Wednesday, 13 September 2017

Cunninghams Gap - Mt Cordeau and Bare Rock.

Wednesday 6 September

An early start saw us driving up the range to Cunninghams Gap at about 9 am. Mt Cordeau's Peak was sheer and dominated the skyline. I wondered how we would cope. It was a chilly, sunny morning, but the secluded picnic area we found was protected from the winds. We were enjoying the sun, bush, coffee, cake and the antics, of the rarly seen by me, satin bower birds so much, we could easily have spent the day relaxing here.

The adult male's glossy blue / black plumage was fluorescent in the sunlight and his violet blue iris's were stunning. The female, and males until 5 / 7 years are in contrast, an olive green.

Not only is the bower bird incredibly beautiful, but it has an exceptional courtship.

"The male Satin Bowerbird is the best known of all the bowerbirds in Australia. This fame partially stems from its practice of building and decorating a bower to attract females. Consisting of two parallel walls of sticks, it is built on the ground, and is used as a courtship arena during the breeding season. The male decorates it with bright blue coloured objects that it collects; blue clothes pegs, drinking straws and bottle tops are among the favourite stolen items, while bright blue parrot feathers, flowers and brown snail shells, make up the majority of decorations away from human habitation. A mixture of chewed vegetable matter and saliva is used to paint the walls of the bower. The bower owner meticulously maintains it throughout the year. .
On the arrival of a female, the male Satin Bowerbird leaps into a ritualised display of exaggerated movements, such as strutting and bowing, with wings outstretched and quivering, and accompanied by a variety of mechanical-sounding calls, such as buzzing and rattling interspersed with mimicry. One of the bower decorations is usually carried in the male's bill. If impressed, the female moves into the bower avenue for mating and then leaves to perform the nesting duties on her own, while the male readies himself for courting more prospective females.
The female places a loose nest of sticks in a tree or bush, up to 30 m – 35 m above the ground."

Copied from 'Birds in Backyards' on Google.

Below, our destinations - Mt Cordeau Peak, as seen by us at its trail end. [south side]
                                       - Bare Rock, accessed from behind Mt Cordeau.

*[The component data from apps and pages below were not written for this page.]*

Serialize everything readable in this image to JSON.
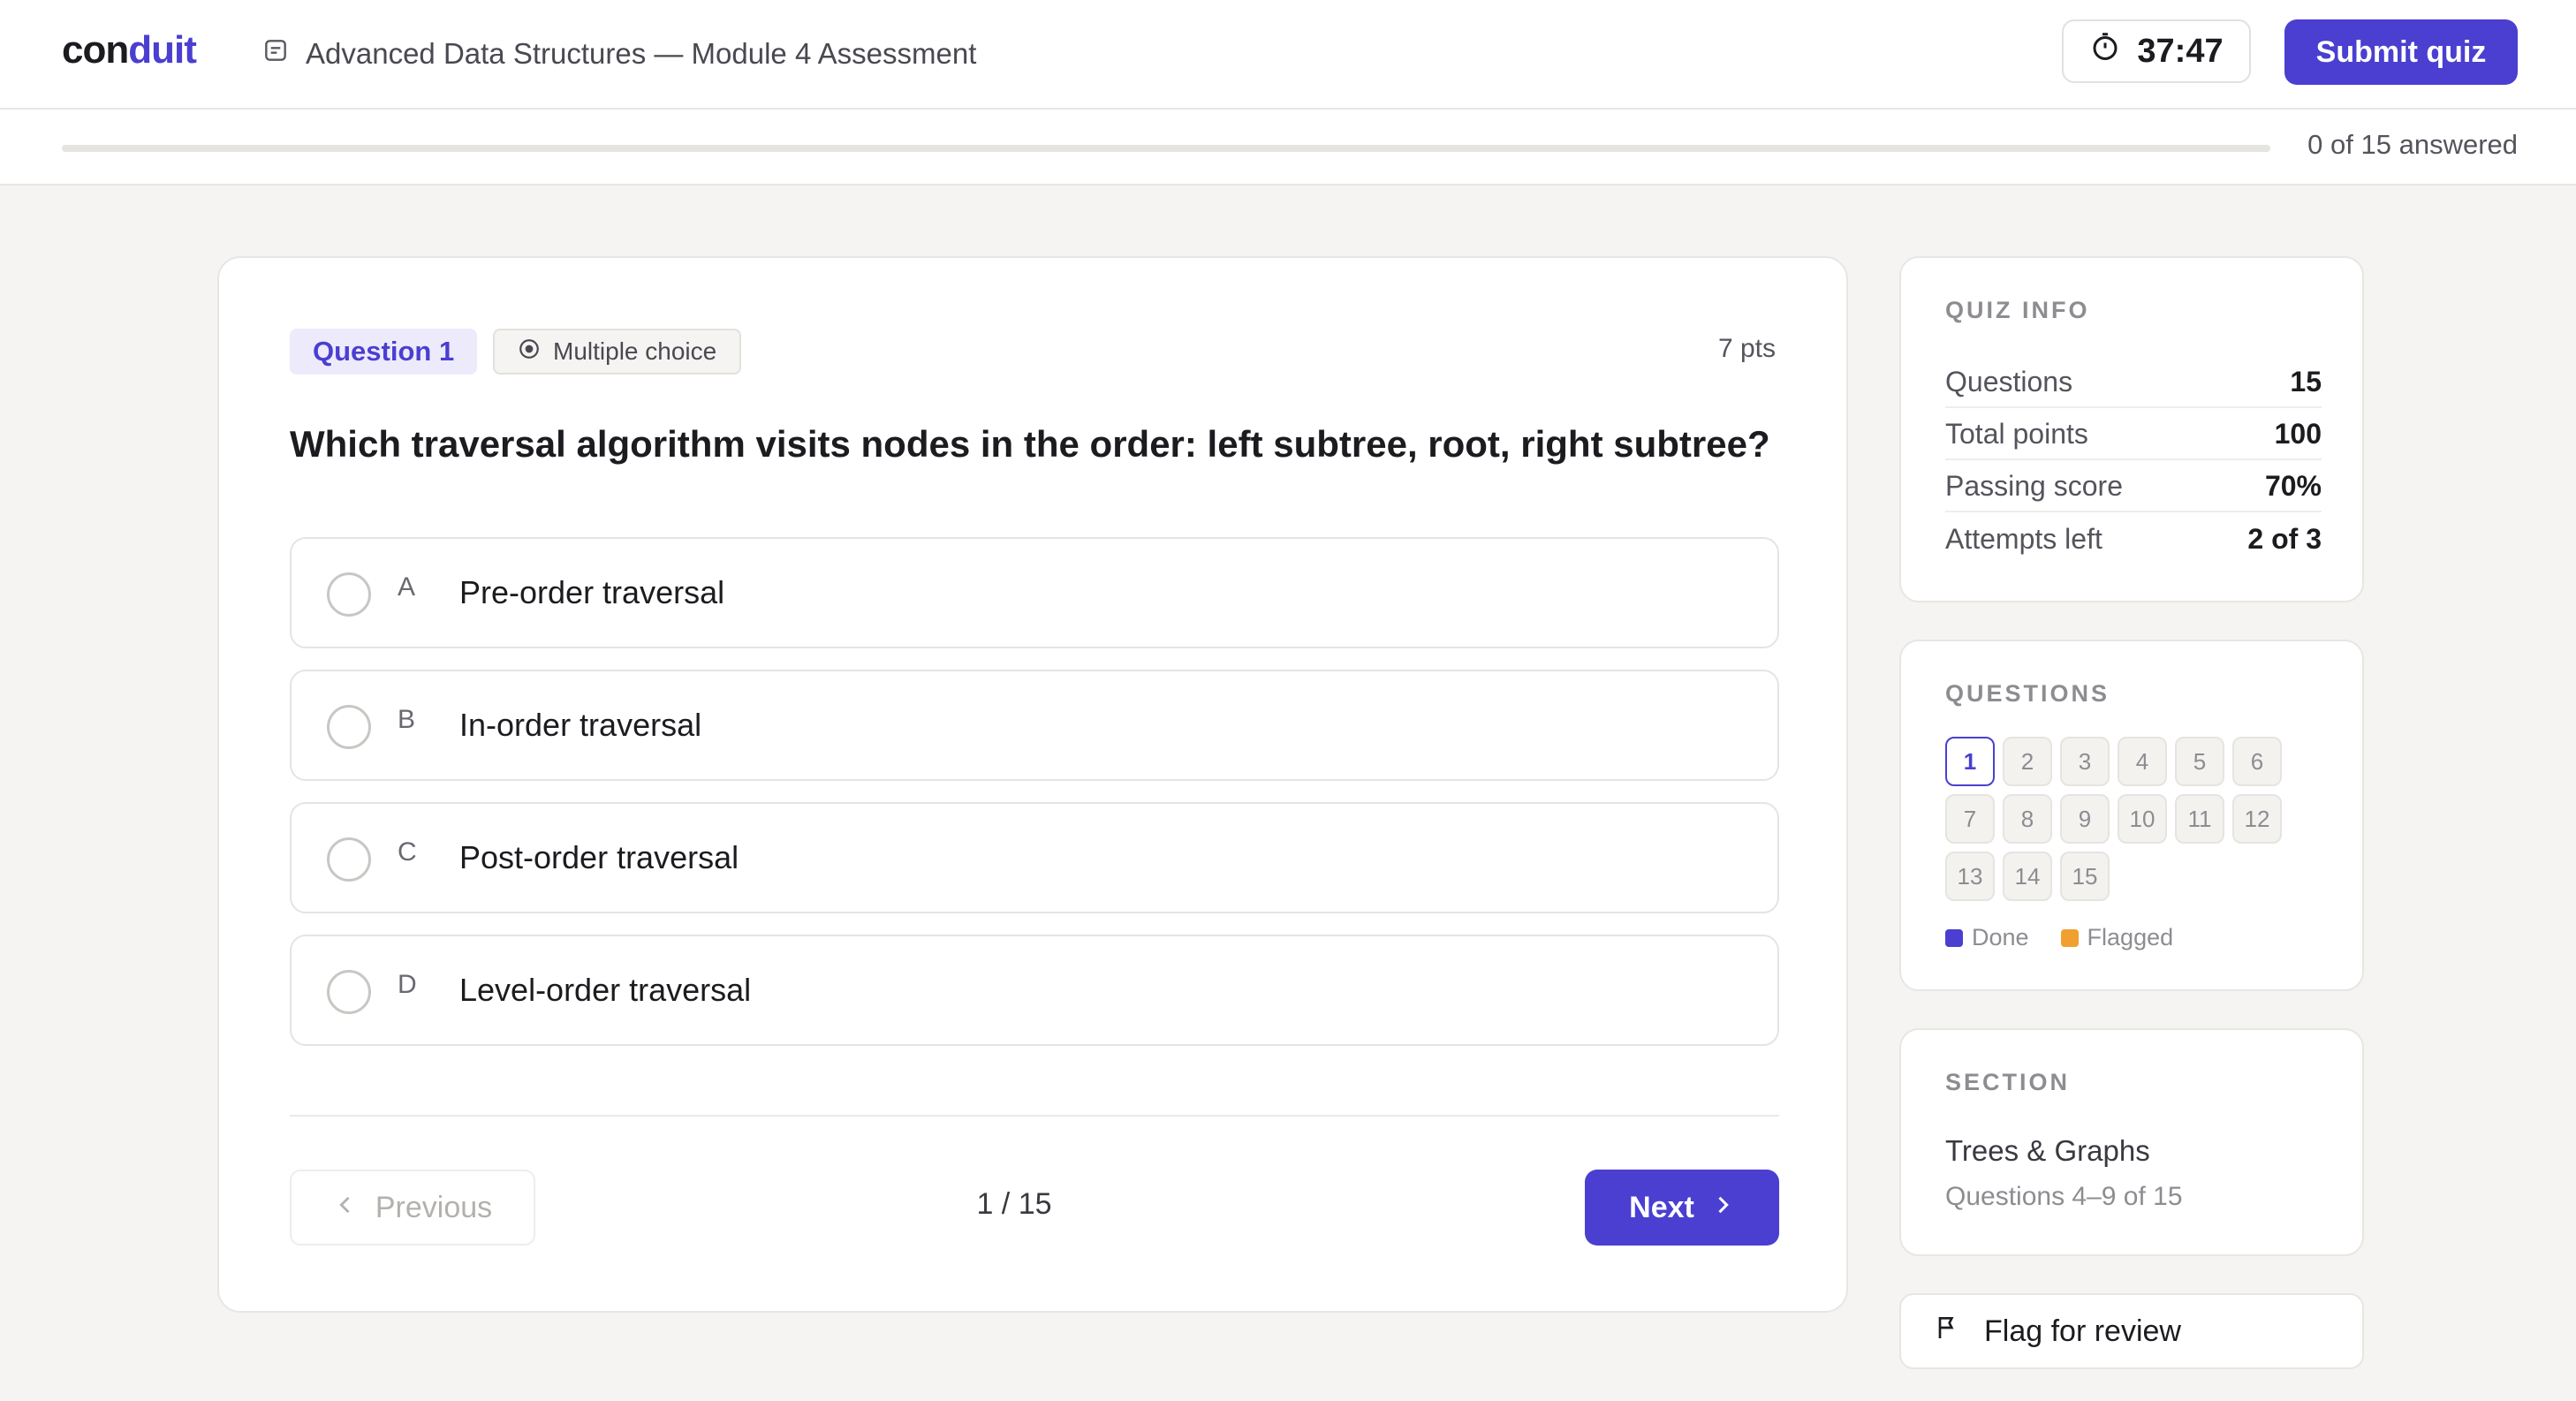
{
  "brand": {
    "name_part1": "con",
    "name_part2": "duit"
  },
  "header": {
    "doc_icon": "document-icon",
    "title": "Advanced Data Structures — Module 4 Assessment",
    "timer_icon": "stopwatch-icon",
    "timer": "37:47",
    "submit_label": "Submit quiz"
  },
  "progress": {
    "answered_fraction": 0,
    "label": "0 of 15 answered"
  },
  "question": {
    "tag": "Question 1",
    "type_icon": "radio-target-icon",
    "type": "Multiple choice",
    "points": "7 pts",
    "text": "Which traversal algorithm visits nodes in the order: left subtree, root, right subtree?",
    "options": [
      {
        "letter": "A",
        "label": "Pre-order traversal"
      },
      {
        "letter": "B",
        "label": "In-order traversal"
      },
      {
        "letter": "C",
        "label": "Post-order traversal"
      },
      {
        "letter": "D",
        "label": "Level-order traversal"
      }
    ]
  },
  "nav": {
    "previous_label": "Previous",
    "page_indicator": "1 / 15",
    "next_label": "Next"
  },
  "quiz_info": {
    "heading": "QUIZ INFO",
    "rows": [
      {
        "key": "Questions",
        "value": "15"
      },
      {
        "key": "Total points",
        "value": "100"
      },
      {
        "key": "Passing score",
        "value": "70%"
      },
      {
        "key": "Attempts left",
        "value": "2 of 3"
      }
    ]
  },
  "questions_panel": {
    "heading": "QUESTIONS",
    "numbers": [
      "1",
      "2",
      "3",
      "4",
      "5",
      "6",
      "7",
      "8",
      "9",
      "10",
      "11",
      "12",
      "13",
      "14",
      "15"
    ],
    "current": "1",
    "legend": {
      "done": "Done",
      "flagged": "Flagged"
    },
    "colors": {
      "done": "#4a3fd0",
      "flagged": "#f0a030"
    }
  },
  "section": {
    "heading": "SECTION",
    "name": "Trees & Graphs",
    "range": "Questions 4–9 of 15"
  },
  "flag": {
    "icon": "flag-icon",
    "label": "Flag for review"
  },
  "colors": {
    "accent": "#4a3fd0"
  }
}
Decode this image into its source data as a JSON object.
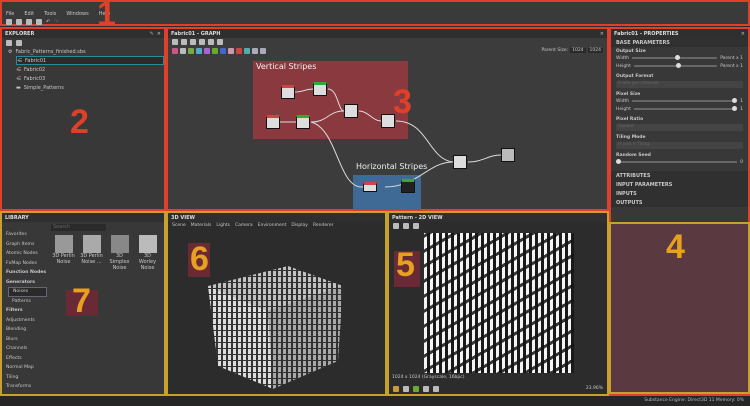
{
  "menu": [
    "File",
    "Edit",
    "Tools",
    "Windows",
    "Help"
  ],
  "annotations": [
    "1",
    "2",
    "3",
    "4",
    "5",
    "6",
    "7"
  ],
  "explorer": {
    "title": "EXPLORER",
    "package": "Fabric_Patterns_finished.sbs",
    "items": [
      "Fabric01",
      "Fabric02",
      "Fabric03",
      "Simple_Patterns"
    ]
  },
  "graph": {
    "title": "Fabric01 - GRAPH",
    "parent_size_label": "Parent Size:",
    "size_w": "1024",
    "size_h": "1024",
    "frames": [
      "Vertical Stripes",
      "Horizontal Stripes"
    ]
  },
  "properties": {
    "title": "Fabric01 - PROPERTIES",
    "base": "BASE PARAMETERS",
    "output_size": "Output Size",
    "width": "Width",
    "height": "Height",
    "parent_x1": "Parent x 1",
    "output_format": "Output Format",
    "output_format_value": "8 bits per channel",
    "pixel_size": "Pixel Size",
    "pixel_ratio": "Pixel Ratio",
    "pixel_ratio_value": "Square",
    "tiling_mode": "Tiling Mode",
    "tiling_value": "H and V Tiling",
    "random_seed": "Random Seed",
    "zero": "0",
    "one": "1",
    "attributes": "ATTRIBUTES",
    "input_params": "INPUT PARAMETERS",
    "inputs": "INPUTS",
    "outputs": "OUTPUTS"
  },
  "library": {
    "title": "LIBRARY",
    "search_placeholder": "Search",
    "categories": [
      "Favorites",
      "Graph Items",
      "Atomic Nodes",
      "FxMap Nodes",
      "Function Nodes",
      "Generators",
      "Noises",
      "Patterns",
      "Filters",
      "Adjustments",
      "Blending",
      "Blurs",
      "Channels",
      "Effects",
      "Normal Map",
      "Tiling",
      "Transforms"
    ],
    "thumbs": [
      "3D Perlin Noise",
      "3D Perlin Noise ...",
      "3D Simplex Noise",
      "3D Worley Noise"
    ]
  },
  "view3d": {
    "title": "3D VIEW",
    "menu": [
      "Scene",
      "Materials",
      "Lights",
      "Camera",
      "Environment",
      "Display",
      "Renderer"
    ]
  },
  "view2d": {
    "title": "Pattern - 2D VIEW",
    "resolution": "1024 x 1024 (Grayscale, 16bpc)",
    "zoom": "23.96%"
  },
  "status": "Substance Engine: Direct3D 11  Memory: 0%"
}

The northern side of Mt Cordeau, with its masses of white flowering grass heads.

The Trail
Contrary to appearance, the gradient on this trail was brilliant.  The relatively even path, wound its way around the back face of the peak, through a variety of palms, rainforest, grasses and stands of flowering grass heads. We could constantly hear the chilly westerly roaring, but thankfully we were mostly sheltered from its force. Just perfect hiking conditions.

The flora
It pays to look up.

The fauna
One unidentified, quite long snake, sun baking on the trail, but thankfully scared off by the noise we were making as we approached. I was leading and was alerted to its frantic exit, from the noise and movement of plants, as it nosed dived off the edge of the trail. I saw about 50 cm of its body in mid air.

The views - impressive!

And they just kept getting better.



Ascent completed successfully!

It was a 'heart' stopping day in so many ways. Here we are looking across to Mt Mitchell. We will return to ascend at a later date.

The final heart stopping moment was when I walked in my front door and discovered the full moon was just making its way above the horizon.

I think this would have to go near the top of our list of our best walks - a truely blissful day.

I would love to read your comment.


  1. Another wonderful walk you've shared. You manage to leave me with a feeling of participation with your excellent pictures. There's something about the forest parts of this one that reminded me of my childhood somehow--

  2. Lovely hike and great views as your reward! I enjoyed all the photos of you and your friends.

  3. Great day, fantastic photos, excellent summit

  4. OOh, I love joining you on your hikes. Shame I couldn't be there in person. Wonderful fauna and breathtaking views! Thank you for sharing your happy adventures Helen.
    Have a truly brilliant day :)